Second of all, here’s something I’ve noticed. The more information you have on a topic, the more weird inconsistencies you can find in that information. There may be no historical moment better documented or more scrutinized than Dealey Plaza between 12:15 and 12:35 on 22 November 1963 and there are literal libraries of books based on the inconsistencies in those documents and that scrutiny. Fifteen or so measly pages shouldn’t veil us out so easy. So note the weird anomalies: are there three pieces of wreckage or four? Why does the CIA list two places that don’t exist (“Baltichaur” and “Turepasal”) in its list of crash sites like some Space Age Mandeville? Where did the British come from? Did somebody slip the Nepalese a ringer when we returned the pieces? How did that disc shrink from six feet to 15 inches? (Insert your own ‘it was cold’ joke here.) What about all those other UFOs? Why did the Nepalese insist the “nose cone” could not be seen and then let the CIA (or whoever) go look at it? Or did they mean it was invisible? Cloaked? Infradimensional?
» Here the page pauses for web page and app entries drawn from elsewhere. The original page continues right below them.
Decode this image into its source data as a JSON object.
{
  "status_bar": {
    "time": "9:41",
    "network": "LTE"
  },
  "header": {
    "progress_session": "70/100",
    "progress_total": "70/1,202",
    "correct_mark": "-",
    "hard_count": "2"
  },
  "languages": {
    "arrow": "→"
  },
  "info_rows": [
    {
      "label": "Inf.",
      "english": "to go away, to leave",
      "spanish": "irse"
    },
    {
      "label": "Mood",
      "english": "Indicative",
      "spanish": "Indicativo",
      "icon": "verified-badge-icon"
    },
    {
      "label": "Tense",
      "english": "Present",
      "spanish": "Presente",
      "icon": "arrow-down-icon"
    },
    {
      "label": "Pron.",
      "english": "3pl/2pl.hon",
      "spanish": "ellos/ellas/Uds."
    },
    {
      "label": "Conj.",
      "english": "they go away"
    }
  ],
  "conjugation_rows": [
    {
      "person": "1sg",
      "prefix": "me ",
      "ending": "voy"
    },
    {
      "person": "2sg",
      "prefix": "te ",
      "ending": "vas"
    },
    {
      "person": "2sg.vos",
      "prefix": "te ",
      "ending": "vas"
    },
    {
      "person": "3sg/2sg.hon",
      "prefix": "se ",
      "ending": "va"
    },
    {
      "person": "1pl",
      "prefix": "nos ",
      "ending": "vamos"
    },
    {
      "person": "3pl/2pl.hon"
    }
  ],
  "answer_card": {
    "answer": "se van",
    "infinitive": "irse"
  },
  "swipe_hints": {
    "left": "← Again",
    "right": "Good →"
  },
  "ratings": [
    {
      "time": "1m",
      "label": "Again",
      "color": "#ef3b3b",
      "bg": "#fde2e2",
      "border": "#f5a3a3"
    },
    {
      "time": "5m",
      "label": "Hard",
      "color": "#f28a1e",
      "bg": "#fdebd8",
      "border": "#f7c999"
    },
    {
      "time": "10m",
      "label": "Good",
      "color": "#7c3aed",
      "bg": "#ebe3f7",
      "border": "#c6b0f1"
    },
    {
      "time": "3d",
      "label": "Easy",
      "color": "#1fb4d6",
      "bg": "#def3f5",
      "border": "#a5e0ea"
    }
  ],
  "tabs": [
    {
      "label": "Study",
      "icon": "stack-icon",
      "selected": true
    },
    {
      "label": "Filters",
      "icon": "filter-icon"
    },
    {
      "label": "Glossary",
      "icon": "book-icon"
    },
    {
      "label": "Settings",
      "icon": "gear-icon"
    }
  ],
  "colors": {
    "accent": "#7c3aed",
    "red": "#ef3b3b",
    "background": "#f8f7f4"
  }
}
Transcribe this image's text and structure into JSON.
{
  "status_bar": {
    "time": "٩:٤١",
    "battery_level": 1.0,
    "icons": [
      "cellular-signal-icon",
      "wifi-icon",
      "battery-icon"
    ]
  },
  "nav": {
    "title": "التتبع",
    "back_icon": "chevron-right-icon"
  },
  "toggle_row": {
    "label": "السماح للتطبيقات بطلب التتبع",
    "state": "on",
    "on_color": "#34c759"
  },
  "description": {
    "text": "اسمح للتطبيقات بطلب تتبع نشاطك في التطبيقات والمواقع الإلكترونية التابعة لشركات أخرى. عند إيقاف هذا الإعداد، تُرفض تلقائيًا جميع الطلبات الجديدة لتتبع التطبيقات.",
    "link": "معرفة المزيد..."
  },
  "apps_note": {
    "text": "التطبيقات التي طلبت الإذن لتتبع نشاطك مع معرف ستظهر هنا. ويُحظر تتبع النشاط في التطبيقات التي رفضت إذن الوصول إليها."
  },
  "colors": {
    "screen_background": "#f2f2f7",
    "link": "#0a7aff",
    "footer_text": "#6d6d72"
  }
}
Third, of course, we can look into Pokhara itself. In 1968 it didn’t even have a paved road leading to it from outside, although it did have a lot of Tibetan refugees from Mao. It’s a pilgrimage site (and before Mao a caravan site from Tibet), full of Hindu and Buddhist and mixed temples going back to medieval times. It’s less than 30 miles from the Annapurna mountain range — and from the CIA base for Tibetan rebels on just the other side of the ridge in Mustang. It’s also full of caves, sitting on porous rock near a big shiny lake, with the Patale Chango (Hell’s Falls) just to the south. In other words, it’s born to hold secrets from Yuggoth or Agharti or both.
Finally, there’s the DIA’s mushmouth bureaucratese, reeking of cover-up. The weird insistence to “not repeat not” send technical experts. The eagerness to wish away the wreckage as insignificant. And the lovely final words of the 30 July DIA memo, explaining that the Ambassador expressed his “desire we give the Government of Nepal positive info if at all possible.” Well that’s our mission here: to give positive info about UFO crashes, and Mi-Go macrodimensional metal, and [REDACTED].